**What is expected:** Read the data line by line and say how many lines contain the string "image", giving the number alone.

+ + + +

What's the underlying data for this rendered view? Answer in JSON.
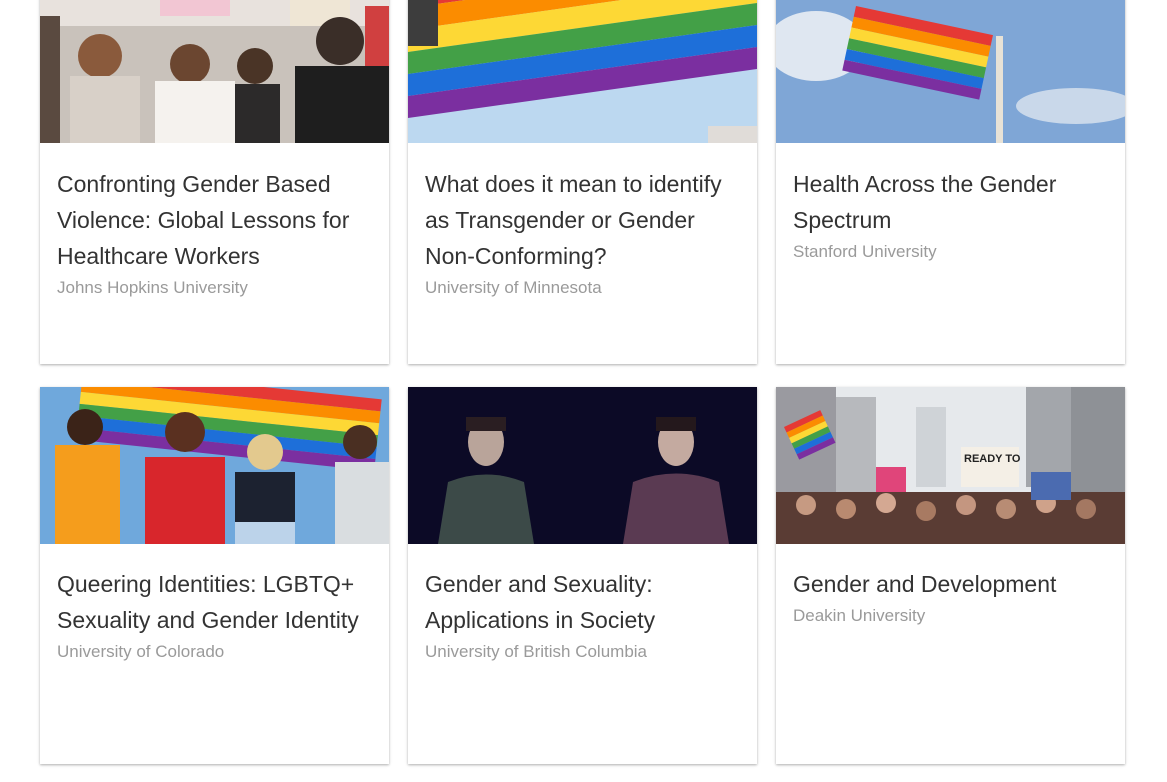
{
  "courses": [
    {
      "title": "Confronting Gender Based Violence: Global Lessons for Healthcare Workers",
      "org": "Johns Hopkins University",
      "image_icon": "protest-crowd-image"
    },
    {
      "title": "What does it mean to identify as Transgender or Gender Non-Conforming?",
      "org": "University of Minnesota",
      "image_icon": "rainbow-flag-image"
    },
    {
      "title": "Health Across the Gender Spectrum",
      "org": "Stanford University",
      "image_icon": "flag-on-pole-image"
    },
    {
      "title": "Queering Identities: LGBTQ+ Sexuality and Gender Identity",
      "org": "University of Colorado",
      "image_icon": "pride-celebration-image"
    },
    {
      "title": "Gender and Sexuality: Applications in Society",
      "org": "University of British Columbia",
      "image_icon": "two-faces-dark-image"
    },
    {
      "title": "Gender and Development",
      "org": "Deakin University",
      "image_icon": "city-march-image",
      "sign_text": "READY TO"
    }
  ],
  "colors": {
    "title": "#333333",
    "org": "#9a9a9a",
    "card_bg": "#ffffff"
  }
}
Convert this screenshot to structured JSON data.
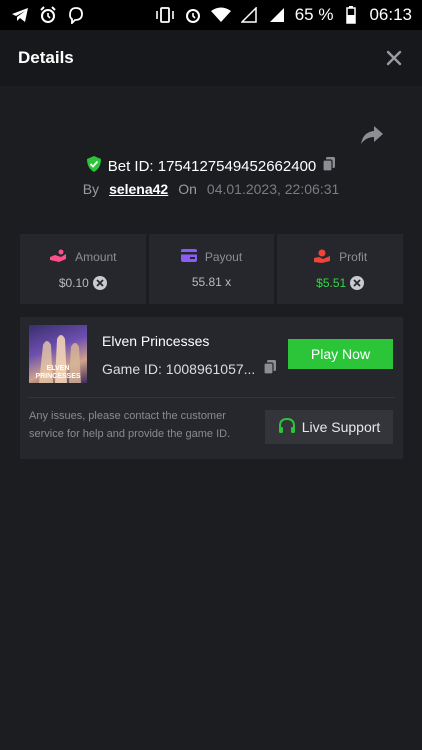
{
  "status_bar": {
    "battery": "65 %",
    "time": "06:13"
  },
  "header": {
    "title": "Details"
  },
  "bet": {
    "id_text": "Bet ID: 1754127549452662400",
    "by_label": "By",
    "user": "selena42",
    "on_label": "On",
    "date": "04.01.2023, 22:06:31"
  },
  "stats": {
    "amount": {
      "label": "Amount",
      "value": "$0.10"
    },
    "payout": {
      "label": "Payout",
      "value": "55.81 x"
    },
    "profit": {
      "label": "Profit",
      "value": "$5.51"
    }
  },
  "game": {
    "thumb_text": "ELVEN PRINCESSES",
    "title": "Elven Princesses",
    "game_id": "Game ID: 1008961057...",
    "play_label": "Play Now",
    "note": "Any issues, please contact the customer service for help and provide the game ID.",
    "support_label": "Live Support"
  },
  "colors": {
    "accent_green": "#2cc53a",
    "profit_green": "#38d24a",
    "amount_pink": "#ff4f8a",
    "payout_purple": "#8b5cf6",
    "profit_red": "#f0443a"
  }
}
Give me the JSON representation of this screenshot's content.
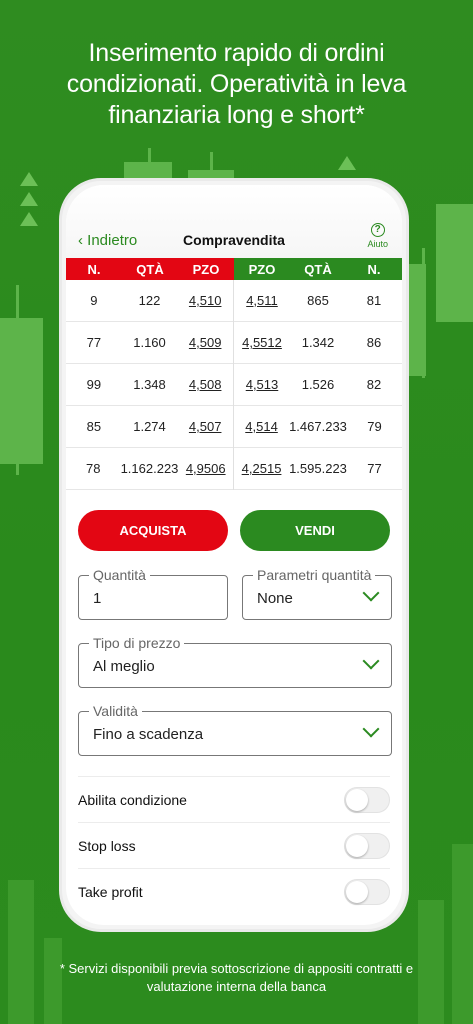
{
  "headline": {
    "line1": "Inserimento rapido di ordini",
    "line2": "condizionati. Operatività in leva",
    "line3": "finanziaria long e short*"
  },
  "footnote": {
    "line1": "* Servizi disponibili previa sottoscrizione di appositi contratti e",
    "line2": "valutazione interna della banca"
  },
  "app": {
    "back_label": "Indietro",
    "title": "Compravendita",
    "help_label": "Aiuto",
    "help_icon": "?"
  },
  "book": {
    "buy_headers": [
      "N.",
      "QTÀ",
      "PZO"
    ],
    "sell_headers": [
      "PZO",
      "QTÀ",
      "N."
    ],
    "buy_rows": [
      [
        "9",
        "122",
        "4,510"
      ],
      [
        "77",
        "1.160",
        "4,509"
      ],
      [
        "99",
        "1.348",
        "4,508"
      ],
      [
        "85",
        "1.274",
        "4,507"
      ],
      [
        "78",
        "1.162.223",
        "4,9506"
      ]
    ],
    "sell_rows": [
      [
        "4,511",
        "865",
        "81"
      ],
      [
        "4,5512",
        "1.342",
        "86"
      ],
      [
        "4,513",
        "1.526",
        "82"
      ],
      [
        "4,514",
        "1.467.233",
        "79"
      ],
      [
        "4,2515",
        "1.595.223",
        "77"
      ]
    ]
  },
  "actions": {
    "buy_label": "ACQUISTA",
    "sell_label": "VENDI"
  },
  "form": {
    "quantity_label": "Quantità",
    "quantity_value": "1",
    "qty_params_label": "Parametri quantità",
    "qty_params_value": "None",
    "price_type_label": "Tipo di prezzo",
    "price_type_value": "Al meglio",
    "validity_label": "Validità",
    "validity_value": "Fino a scadenza"
  },
  "toggles": {
    "condition_label": "Abilita condizione",
    "stop_loss_label": "Stop loss",
    "take_profit_label": "Take profit"
  },
  "colors": {
    "background": "#2e8a1f",
    "buy": "#e30613",
    "sell": "#2b8a20"
  }
}
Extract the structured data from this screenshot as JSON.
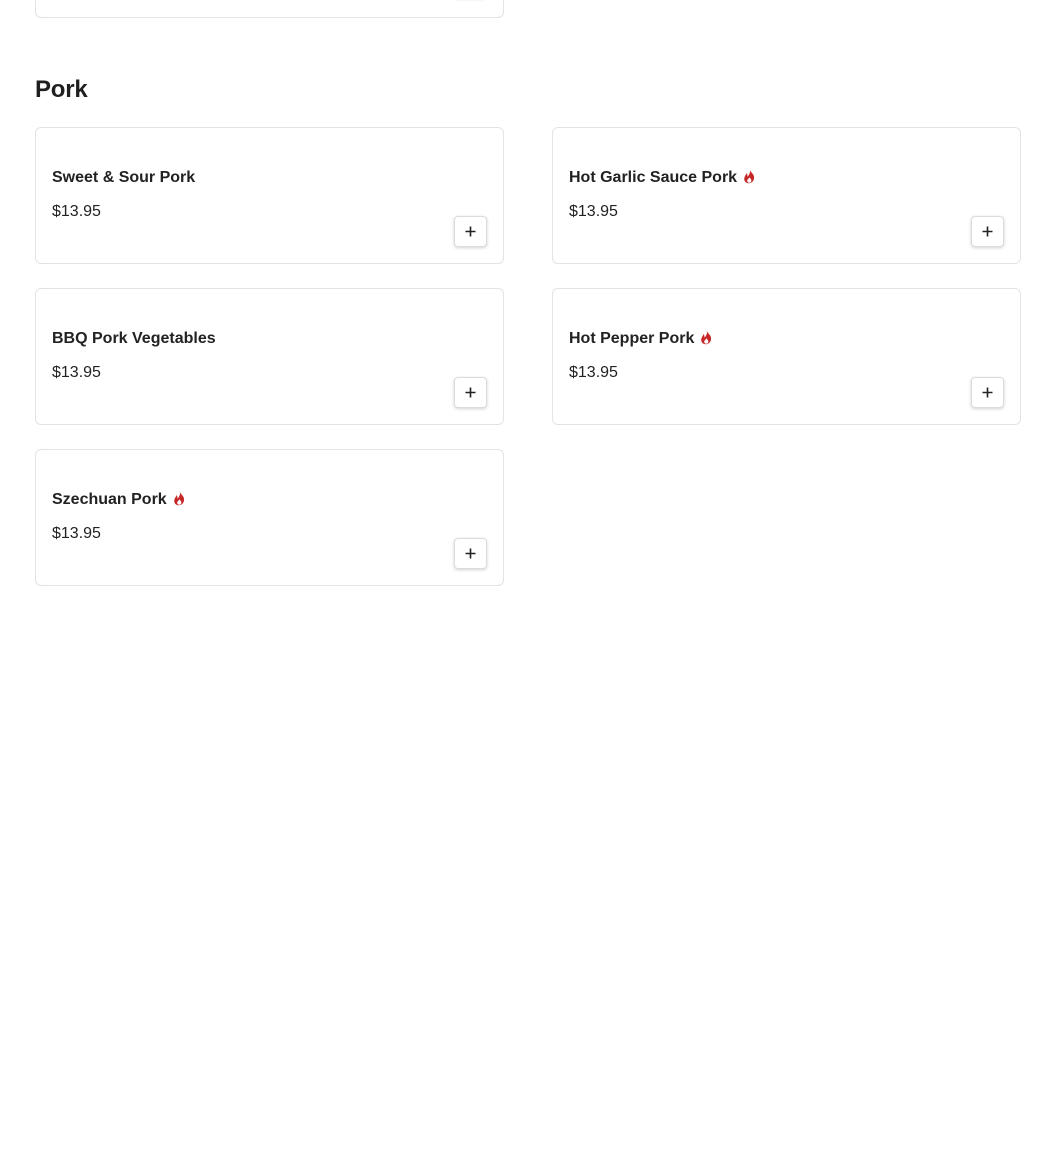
{
  "section": {
    "title": "Pork"
  },
  "items": [
    {
      "name": "Sweet & Sour Pork",
      "price": "$13.95",
      "spicy": false
    },
    {
      "name": "Hot Garlic Sauce Pork",
      "price": "$13.95",
      "spicy": true
    },
    {
      "name": "BBQ Pork Vegetables",
      "price": "$13.95",
      "spicy": false
    },
    {
      "name": "Hot Pepper Pork",
      "price": "$13.95",
      "spicy": true
    },
    {
      "name": "Szechuan Pork",
      "price": "$13.95",
      "spicy": true
    }
  ],
  "icons": {
    "spicy": "flame-icon",
    "add": "plus-icon"
  },
  "colors": {
    "spicy": "#c62828",
    "text": "#222222",
    "border": "#e3e3e3"
  }
}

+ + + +

**Response area:** 6